In a new article in the New Yorker, Jeffrey Toobin wrote about President Obama's judicial legacy. Among other things, the president discussed the importance of diversity on the federal bench:
Obama's judicial nominees look different from their predecessors. In an interview in the Oval Office, the President told me, "I think there are some particular groups that historically have been underrepresented—like Latinos and Asian-Americans—that represent a larger and larger portion of the population. And so for them to be able to see folks in robes that look like them is going to be important. When I came into office, I think there was one openly gay judge who had been appointed. We've appointed ten."

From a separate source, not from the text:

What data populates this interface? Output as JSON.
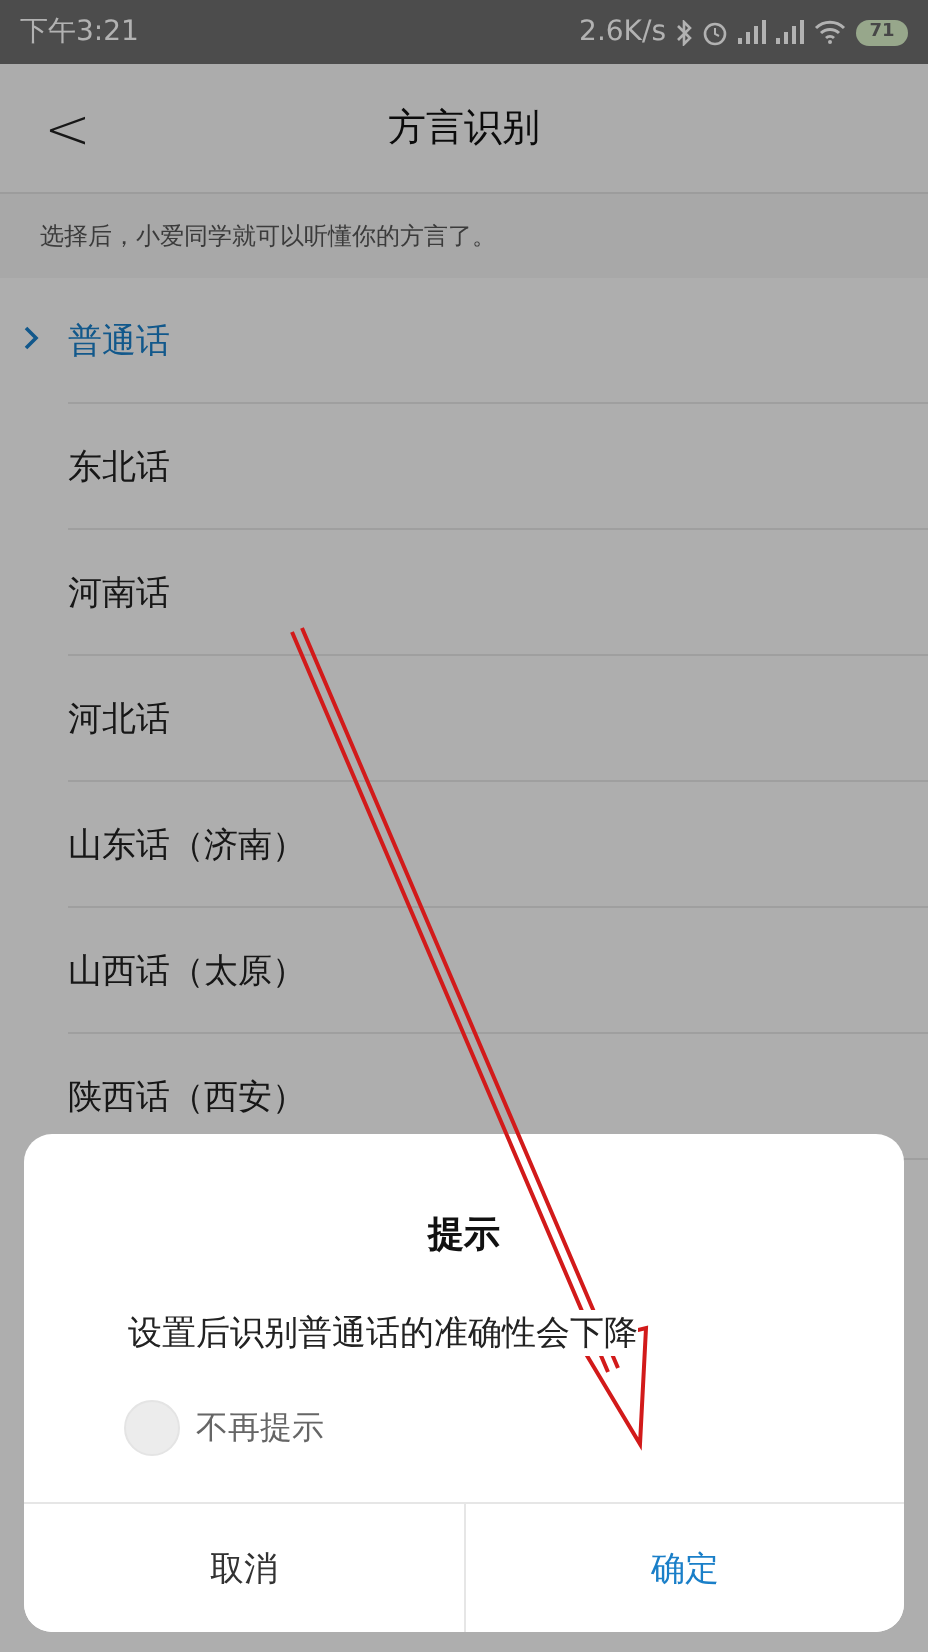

To bring that point home, the White House has released a newly updated and detailed infographic on creating a judicial pool that resembles the nation it serves. Here are just a few accomplishments it covers:

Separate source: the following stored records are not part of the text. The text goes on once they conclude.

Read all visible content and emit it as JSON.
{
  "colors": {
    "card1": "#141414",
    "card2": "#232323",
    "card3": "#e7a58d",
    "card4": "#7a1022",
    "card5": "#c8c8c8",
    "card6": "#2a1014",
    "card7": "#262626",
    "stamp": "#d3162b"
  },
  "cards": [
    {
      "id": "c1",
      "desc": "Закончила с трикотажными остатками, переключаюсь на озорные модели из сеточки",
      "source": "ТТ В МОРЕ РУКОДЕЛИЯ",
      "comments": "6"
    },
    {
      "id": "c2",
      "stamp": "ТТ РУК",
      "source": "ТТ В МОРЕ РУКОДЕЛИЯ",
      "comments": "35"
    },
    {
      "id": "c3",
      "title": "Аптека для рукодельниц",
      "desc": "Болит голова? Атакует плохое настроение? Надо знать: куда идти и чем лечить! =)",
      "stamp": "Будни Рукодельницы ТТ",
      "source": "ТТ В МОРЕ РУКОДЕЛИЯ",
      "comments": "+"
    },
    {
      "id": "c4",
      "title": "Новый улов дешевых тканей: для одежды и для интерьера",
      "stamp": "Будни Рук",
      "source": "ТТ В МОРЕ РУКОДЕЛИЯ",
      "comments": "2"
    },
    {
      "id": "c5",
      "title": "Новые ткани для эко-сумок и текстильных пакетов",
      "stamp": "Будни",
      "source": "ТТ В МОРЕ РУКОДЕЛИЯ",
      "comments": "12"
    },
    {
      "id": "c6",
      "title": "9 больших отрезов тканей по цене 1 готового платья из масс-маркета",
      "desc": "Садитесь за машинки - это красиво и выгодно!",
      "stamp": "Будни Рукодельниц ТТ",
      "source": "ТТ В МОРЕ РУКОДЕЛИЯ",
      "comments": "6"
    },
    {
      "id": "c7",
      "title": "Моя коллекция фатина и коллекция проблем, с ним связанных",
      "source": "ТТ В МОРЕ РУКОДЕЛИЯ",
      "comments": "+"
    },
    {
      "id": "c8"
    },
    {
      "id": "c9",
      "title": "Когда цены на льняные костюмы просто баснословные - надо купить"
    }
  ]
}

- 42% of Obama's confirmed judges have been women (higher than George W. Bush's 22% and Bill Clinton's 29%)
- Obama has put more African American women on the federal bench than any other president

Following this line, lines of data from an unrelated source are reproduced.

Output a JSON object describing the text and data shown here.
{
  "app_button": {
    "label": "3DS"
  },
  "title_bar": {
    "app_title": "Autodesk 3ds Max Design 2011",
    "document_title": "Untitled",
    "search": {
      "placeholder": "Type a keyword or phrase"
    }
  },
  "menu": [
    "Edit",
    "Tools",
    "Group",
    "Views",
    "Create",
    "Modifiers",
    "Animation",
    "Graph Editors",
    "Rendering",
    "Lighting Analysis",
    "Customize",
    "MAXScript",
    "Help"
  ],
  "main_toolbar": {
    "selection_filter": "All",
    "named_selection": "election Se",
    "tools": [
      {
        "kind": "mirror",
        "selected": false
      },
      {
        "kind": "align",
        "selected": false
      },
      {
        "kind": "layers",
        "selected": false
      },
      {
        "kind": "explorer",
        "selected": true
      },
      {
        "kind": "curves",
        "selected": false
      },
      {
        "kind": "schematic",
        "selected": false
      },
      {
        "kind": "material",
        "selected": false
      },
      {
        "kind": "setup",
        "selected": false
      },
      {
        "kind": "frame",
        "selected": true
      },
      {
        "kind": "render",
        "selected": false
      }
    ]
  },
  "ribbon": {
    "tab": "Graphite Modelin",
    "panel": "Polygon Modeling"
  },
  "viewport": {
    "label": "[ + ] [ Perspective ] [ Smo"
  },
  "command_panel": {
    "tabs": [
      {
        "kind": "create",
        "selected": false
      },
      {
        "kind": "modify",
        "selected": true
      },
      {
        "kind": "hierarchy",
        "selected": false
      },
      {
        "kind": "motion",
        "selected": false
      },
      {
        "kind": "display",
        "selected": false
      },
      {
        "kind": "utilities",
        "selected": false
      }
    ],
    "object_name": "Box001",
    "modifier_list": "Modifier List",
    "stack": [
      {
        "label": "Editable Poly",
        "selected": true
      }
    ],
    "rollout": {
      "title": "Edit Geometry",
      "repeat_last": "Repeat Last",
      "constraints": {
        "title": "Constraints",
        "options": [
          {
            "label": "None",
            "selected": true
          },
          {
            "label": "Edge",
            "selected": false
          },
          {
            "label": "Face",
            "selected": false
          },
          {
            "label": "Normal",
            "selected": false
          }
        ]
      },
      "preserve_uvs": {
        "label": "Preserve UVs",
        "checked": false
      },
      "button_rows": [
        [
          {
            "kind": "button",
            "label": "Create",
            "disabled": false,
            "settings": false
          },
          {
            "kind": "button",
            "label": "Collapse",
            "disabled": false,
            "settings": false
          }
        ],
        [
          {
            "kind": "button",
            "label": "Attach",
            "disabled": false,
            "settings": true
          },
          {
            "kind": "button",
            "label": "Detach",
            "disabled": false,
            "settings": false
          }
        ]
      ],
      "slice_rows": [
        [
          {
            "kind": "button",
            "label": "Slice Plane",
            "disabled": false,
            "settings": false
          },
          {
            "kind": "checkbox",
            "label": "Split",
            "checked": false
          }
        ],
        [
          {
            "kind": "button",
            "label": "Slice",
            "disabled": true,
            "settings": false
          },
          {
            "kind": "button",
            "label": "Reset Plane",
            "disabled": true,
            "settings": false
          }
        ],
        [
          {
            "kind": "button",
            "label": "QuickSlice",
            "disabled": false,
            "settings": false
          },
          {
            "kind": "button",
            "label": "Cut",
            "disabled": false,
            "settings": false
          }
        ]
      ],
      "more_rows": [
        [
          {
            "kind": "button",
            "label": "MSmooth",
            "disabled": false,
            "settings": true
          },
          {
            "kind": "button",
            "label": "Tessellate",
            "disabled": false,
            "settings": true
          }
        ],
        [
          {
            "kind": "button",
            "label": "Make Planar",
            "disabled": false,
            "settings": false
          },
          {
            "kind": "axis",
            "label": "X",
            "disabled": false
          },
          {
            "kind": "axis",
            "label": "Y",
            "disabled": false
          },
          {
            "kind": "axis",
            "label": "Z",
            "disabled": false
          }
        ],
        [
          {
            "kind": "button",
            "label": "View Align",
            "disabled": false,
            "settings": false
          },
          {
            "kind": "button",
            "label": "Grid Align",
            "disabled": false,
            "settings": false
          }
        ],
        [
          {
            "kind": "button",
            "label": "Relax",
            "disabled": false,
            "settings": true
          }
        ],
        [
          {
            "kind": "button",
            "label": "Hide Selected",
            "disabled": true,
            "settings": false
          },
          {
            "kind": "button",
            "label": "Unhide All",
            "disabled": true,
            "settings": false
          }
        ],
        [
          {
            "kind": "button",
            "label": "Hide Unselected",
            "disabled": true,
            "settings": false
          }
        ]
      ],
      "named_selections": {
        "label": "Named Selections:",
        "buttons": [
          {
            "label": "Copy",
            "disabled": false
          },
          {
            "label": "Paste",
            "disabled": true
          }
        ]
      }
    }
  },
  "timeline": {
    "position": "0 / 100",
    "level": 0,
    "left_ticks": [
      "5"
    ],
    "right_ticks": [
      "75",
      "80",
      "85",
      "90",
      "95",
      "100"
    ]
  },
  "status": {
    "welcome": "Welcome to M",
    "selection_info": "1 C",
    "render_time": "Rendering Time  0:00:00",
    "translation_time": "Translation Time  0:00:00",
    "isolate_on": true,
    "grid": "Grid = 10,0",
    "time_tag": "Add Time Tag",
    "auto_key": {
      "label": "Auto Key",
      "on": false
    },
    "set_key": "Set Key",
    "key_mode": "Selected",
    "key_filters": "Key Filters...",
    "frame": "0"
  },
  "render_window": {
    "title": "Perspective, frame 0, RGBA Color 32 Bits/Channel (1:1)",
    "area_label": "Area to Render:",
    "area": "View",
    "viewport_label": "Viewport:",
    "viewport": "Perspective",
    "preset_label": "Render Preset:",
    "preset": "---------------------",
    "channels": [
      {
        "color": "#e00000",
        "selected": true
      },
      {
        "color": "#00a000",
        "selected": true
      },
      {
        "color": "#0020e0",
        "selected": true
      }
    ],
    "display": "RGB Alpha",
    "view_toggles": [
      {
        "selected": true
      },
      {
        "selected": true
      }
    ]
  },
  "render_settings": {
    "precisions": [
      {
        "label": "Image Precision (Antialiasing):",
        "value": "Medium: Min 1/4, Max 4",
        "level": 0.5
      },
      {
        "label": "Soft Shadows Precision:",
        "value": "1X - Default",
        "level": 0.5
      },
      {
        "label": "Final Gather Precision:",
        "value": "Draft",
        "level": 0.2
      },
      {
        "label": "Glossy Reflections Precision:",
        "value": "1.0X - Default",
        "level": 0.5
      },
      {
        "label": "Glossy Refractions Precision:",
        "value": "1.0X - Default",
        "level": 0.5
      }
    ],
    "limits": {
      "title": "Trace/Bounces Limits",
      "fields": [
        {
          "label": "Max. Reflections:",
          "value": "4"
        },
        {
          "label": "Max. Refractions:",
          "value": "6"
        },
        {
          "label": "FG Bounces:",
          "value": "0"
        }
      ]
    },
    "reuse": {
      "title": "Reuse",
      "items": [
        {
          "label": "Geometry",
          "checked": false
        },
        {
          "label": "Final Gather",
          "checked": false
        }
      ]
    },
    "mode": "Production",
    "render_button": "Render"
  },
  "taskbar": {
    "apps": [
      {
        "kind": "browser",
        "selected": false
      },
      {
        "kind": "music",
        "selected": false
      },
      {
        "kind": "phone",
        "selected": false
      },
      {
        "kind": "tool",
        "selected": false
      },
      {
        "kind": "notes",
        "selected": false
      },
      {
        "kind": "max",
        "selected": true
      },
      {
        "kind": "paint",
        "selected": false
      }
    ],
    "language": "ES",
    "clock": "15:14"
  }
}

- Obama has put more Latinos on the federal bench than any other president
- Obama has put more Asian Americans and Pacific Islanders on the federal bench than the previous 43 presidents combined
- Obama has had 10 openly gay lesbian or gay nominees confirmed, up from one previously (a Clinton nominee)
- Obama has named the nation's first Native American woman federal judge
As important as it is to have a bench that looks like the people it serves, it is also important to have judges with a wide range of experiential and professional diversity. That is one way to ensure that our nation's judges understand the power of the court in protecting every American's rights and liberties.
The infographic states that 64% of President Obama's circuit court judges have served on the board of an indigent legal services or other public interest organization. It also notes that Obama nominees James Wynn (Fourth Circuit), Bernice Donald (Sixth Circuit), Jane Kelly (Eighth Circuit), and Robert Wilkins (D.C. Circuit) are the first judges on their circuits with experience as a public defender.
Just this weekend, America saw what happens when you don't have enough judges who are committed to protecting everyday Americans' constitutional rights. Saturday morning, a divided Supreme Court allowed Texas to enforce its strict voter ID law during this year's election – even though a federal judge had found that the law was unconstitutional and was intended to make it harder for African Americans and Latinos to vote. The Roberts Court ruled that Texas can enforce this law while it appeals the case, which means targeted Americans will be disenfranchised exactly as intended. Justice Ginsburg wrote a powerful and persuasive dissent, and she was joined by both of President Obama's Supreme Court nominees, Sonia Sotomayor and Elena Kagan.
No wonder that Senate Republicans have been so dedicated to obstructing President Obama's judicial nominees. Regardless of who controls the Senate during the next two years, it will be critically important to confirm quality judges who look like America and who respect the constitutional and legal rights that protect every American.